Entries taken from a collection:
*** Begin section ***
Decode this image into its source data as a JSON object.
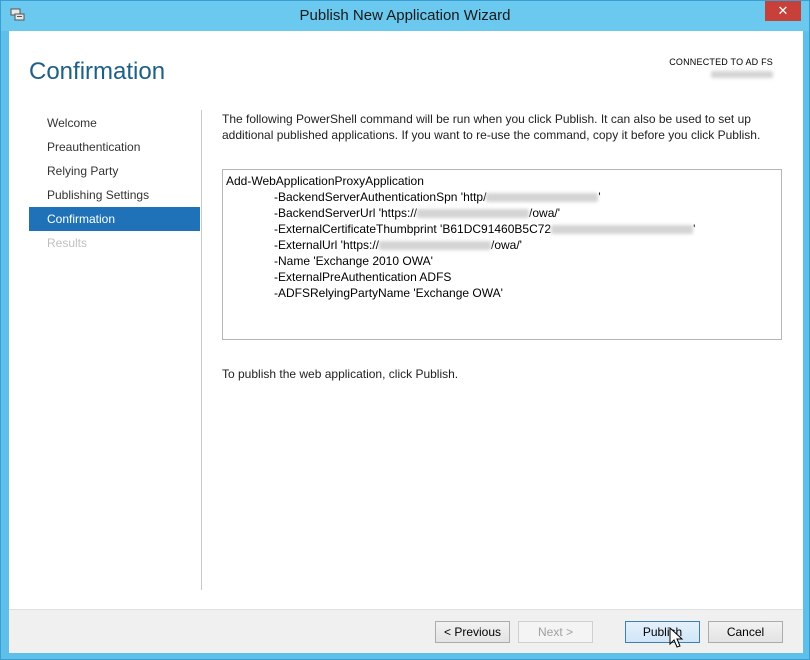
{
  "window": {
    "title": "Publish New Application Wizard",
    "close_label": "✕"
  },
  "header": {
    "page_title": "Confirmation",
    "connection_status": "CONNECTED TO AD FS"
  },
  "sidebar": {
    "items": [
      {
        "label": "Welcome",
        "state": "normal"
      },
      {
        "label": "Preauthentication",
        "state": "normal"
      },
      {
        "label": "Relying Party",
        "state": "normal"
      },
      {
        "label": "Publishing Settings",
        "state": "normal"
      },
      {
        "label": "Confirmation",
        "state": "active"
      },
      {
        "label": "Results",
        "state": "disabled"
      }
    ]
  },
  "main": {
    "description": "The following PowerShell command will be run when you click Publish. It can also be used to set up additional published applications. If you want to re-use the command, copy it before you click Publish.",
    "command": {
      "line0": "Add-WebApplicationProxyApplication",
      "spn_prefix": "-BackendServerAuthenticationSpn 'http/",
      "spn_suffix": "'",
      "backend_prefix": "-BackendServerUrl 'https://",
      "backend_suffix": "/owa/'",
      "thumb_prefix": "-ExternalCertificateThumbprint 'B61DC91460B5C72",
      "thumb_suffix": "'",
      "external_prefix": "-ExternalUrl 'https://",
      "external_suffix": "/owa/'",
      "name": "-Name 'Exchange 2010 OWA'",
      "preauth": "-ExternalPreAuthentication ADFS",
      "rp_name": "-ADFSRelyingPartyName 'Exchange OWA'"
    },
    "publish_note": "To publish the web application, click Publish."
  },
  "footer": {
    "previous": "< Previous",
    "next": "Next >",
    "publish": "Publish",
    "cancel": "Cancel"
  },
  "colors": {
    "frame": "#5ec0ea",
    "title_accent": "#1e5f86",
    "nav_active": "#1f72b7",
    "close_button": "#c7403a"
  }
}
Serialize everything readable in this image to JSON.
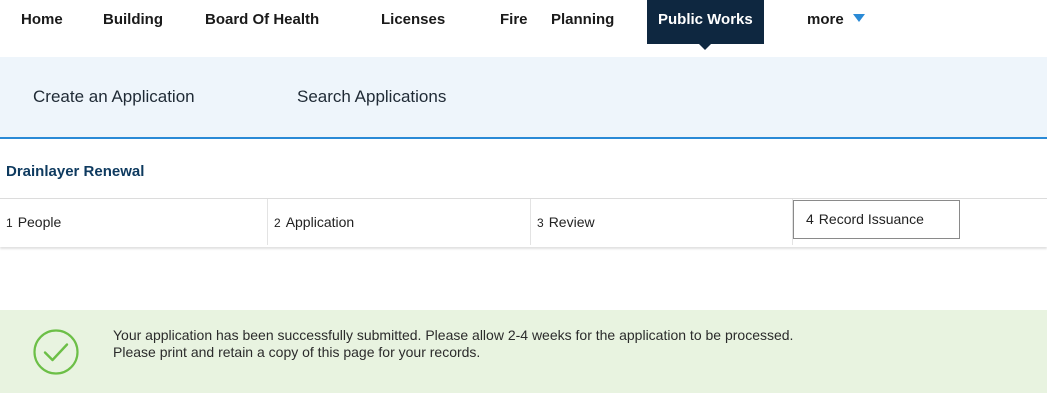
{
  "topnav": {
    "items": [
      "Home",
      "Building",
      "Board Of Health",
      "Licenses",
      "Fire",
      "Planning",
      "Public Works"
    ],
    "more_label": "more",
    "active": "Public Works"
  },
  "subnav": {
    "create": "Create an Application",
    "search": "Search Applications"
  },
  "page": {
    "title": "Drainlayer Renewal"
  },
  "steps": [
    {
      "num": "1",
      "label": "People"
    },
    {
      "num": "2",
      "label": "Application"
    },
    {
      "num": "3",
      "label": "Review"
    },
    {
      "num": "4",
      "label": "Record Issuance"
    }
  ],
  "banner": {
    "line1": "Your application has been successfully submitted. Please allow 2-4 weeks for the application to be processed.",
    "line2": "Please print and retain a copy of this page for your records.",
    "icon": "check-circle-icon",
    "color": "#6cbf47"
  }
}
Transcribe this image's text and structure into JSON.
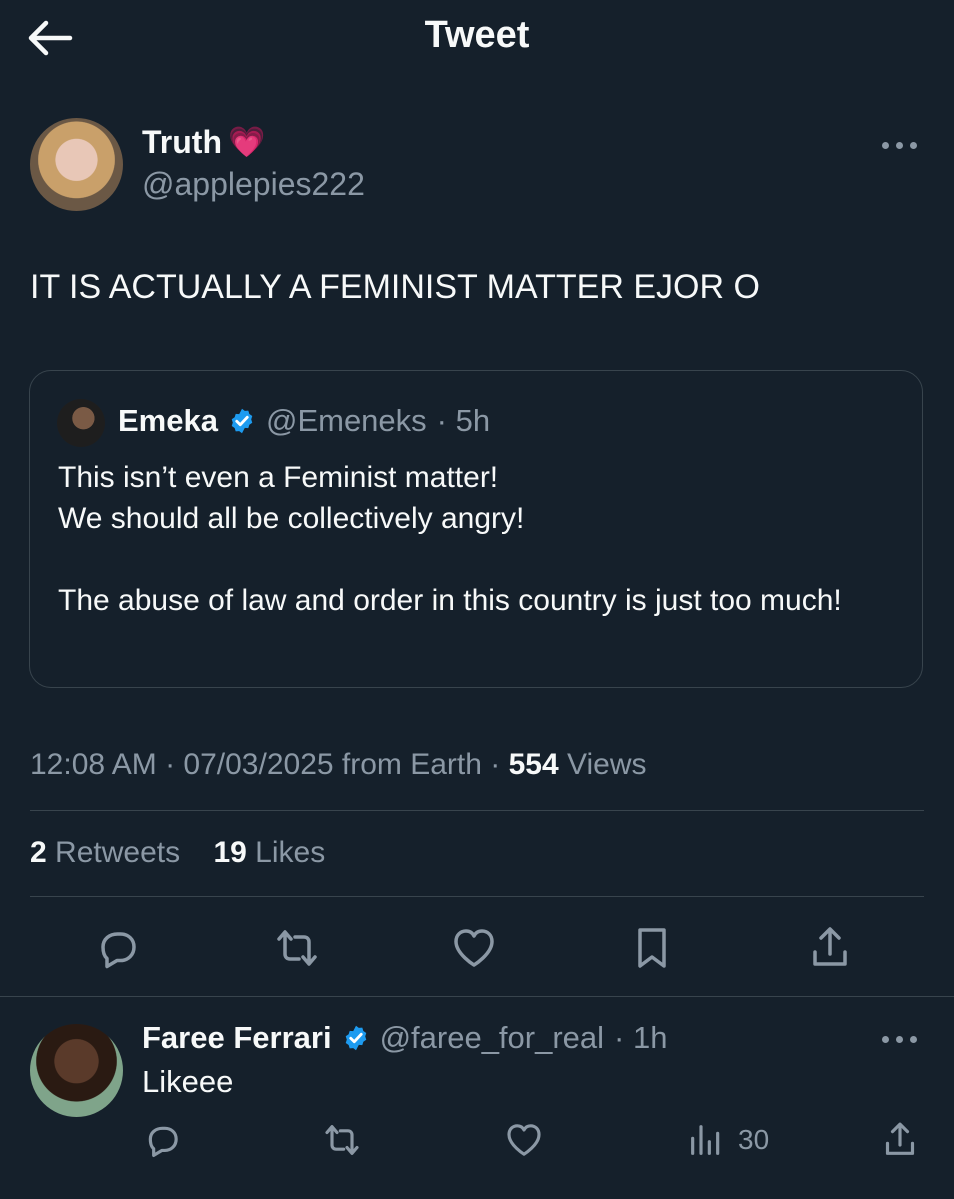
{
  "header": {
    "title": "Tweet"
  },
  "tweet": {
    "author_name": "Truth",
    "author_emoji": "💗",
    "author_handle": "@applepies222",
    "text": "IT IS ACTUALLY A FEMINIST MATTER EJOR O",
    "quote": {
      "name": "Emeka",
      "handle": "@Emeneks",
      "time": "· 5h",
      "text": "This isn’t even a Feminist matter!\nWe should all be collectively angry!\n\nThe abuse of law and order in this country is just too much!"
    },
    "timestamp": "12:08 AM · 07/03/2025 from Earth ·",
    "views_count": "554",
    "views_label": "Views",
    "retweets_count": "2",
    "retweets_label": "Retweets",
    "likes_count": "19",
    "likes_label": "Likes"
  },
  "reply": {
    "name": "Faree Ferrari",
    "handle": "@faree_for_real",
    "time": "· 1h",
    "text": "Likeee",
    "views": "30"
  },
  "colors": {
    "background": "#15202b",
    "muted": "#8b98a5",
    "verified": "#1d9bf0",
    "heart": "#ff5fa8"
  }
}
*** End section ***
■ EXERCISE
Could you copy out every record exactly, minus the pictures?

■ SOLVED PROBLEM
Decode this image into its source data as a JSON object.
{
  "window": {
    "title": "Publish New Application Wizard",
    "close_label": "✕"
  },
  "header": {
    "page_title": "Confirmation",
    "connection_status": "CONNECTED TO AD FS"
  },
  "sidebar": {
    "items": [
      {
        "label": "Welcome",
        "state": "normal"
      },
      {
        "label": "Preauthentication",
        "state": "normal"
      },
      {
        "label": "Relying Party",
        "state": "normal"
      },
      {
        "label": "Publishing Settings",
        "state": "normal"
      },
      {
        "label": "Confirmation",
        "state": "active"
      },
      {
        "label": "Results",
        "state": "disabled"
      }
    ]
  },
  "main": {
    "description": "The following PowerShell command will be run when you click Publish. It can also be used to set up additional published applications. If you want to re-use the command, copy it before you click Publish.",
    "command": {
      "line0": "Add-WebApplicationProxyApplication",
      "spn_prefix": "-BackendServerAuthenticationSpn 'http/",
      "spn_suffix": "'",
      "backend_prefix": "-BackendServerUrl 'https://",
      "backend_suffix": "/owa/'",
      "thumb_prefix": "-ExternalCertificateThumbprint 'B61DC91460B5C72",
      "thumb_suffix": "'",
      "external_prefix": "-ExternalUrl 'https://",
      "external_suffix": "/owa/'",
      "name": "-Name 'Exchange 2010 OWA'",
      "preauth": "-ExternalPreAuthentication ADFS",
      "rp_name": "-ADFSRelyingPartyName 'Exchange OWA'"
    },
    "publish_note": "To publish the web application, click Publish."
  },
  "footer": {
    "previous": "< Previous",
    "next": "Next >",
    "publish": "Publish",
    "cancel": "Cancel"
  },
  "colors": {
    "frame": "#5ec0ea",
    "title_accent": "#1e5f86",
    "nav_active": "#1f72b7",
    "close_button": "#c7403a"
  }
}
Serialize everything readable in this image to JSON.
{
  "topnav": {
    "items": [
      "Home",
      "Building",
      "Board Of Health",
      "Licenses",
      "Fire",
      "Planning",
      "Public Works"
    ],
    "more_label": "more",
    "active": "Public Works"
  },
  "subnav": {
    "create": "Create an Application",
    "search": "Search Applications"
  },
  "page": {
    "title": "Drainlayer Renewal"
  },
  "steps": [
    {
      "num": "1",
      "label": "People"
    },
    {
      "num": "2",
      "label": "Application"
    },
    {
      "num": "3",
      "label": "Review"
    },
    {
      "num": "4",
      "label": "Record Issuance"
    }
  ],
  "banner": {
    "line1": "Your application has been successfully submitted. Please allow 2-4 weeks for the application to be processed.",
    "line2": "Please print and retain a copy of this page for your records.",
    "icon": "check-circle-icon",
    "color": "#6cbf47"
  }
}
Transcribe this image's text and structure into JSON.
{
  "header": {
    "title": "Tweet"
  },
  "tweet": {
    "author_name": "Truth",
    "author_emoji": "💗",
    "author_handle": "@applepies222",
    "text": "IT IS ACTUALLY A FEMINIST MATTER EJOR O",
    "quote": {
      "name": "Emeka",
      "handle": "@Emeneks",
      "time": "· 5h",
      "text": "This isn’t even a Feminist matter!\nWe should all be collectively angry!\n\nThe abuse of law and order in this country is just too much!"
    },
    "timestamp": "12:08 AM · 07/03/2025 from Earth ·",
    "views_count": "554",
    "views_label": "Views",
    "retweets_count": "2",
    "retweets_label": "Retweets",
    "likes_count": "19",
    "likes_label": "Likes"
  },
  "reply": {
    "name": "Faree Ferrari",
    "handle": "@faree_for_real",
    "time": "· 1h",
    "text": "Likeee",
    "views": "30"
  },
  "colors": {
    "background": "#15202b",
    "muted": "#8b98a5",
    "verified": "#1d9bf0",
    "heart": "#ff5fa8"
  }
}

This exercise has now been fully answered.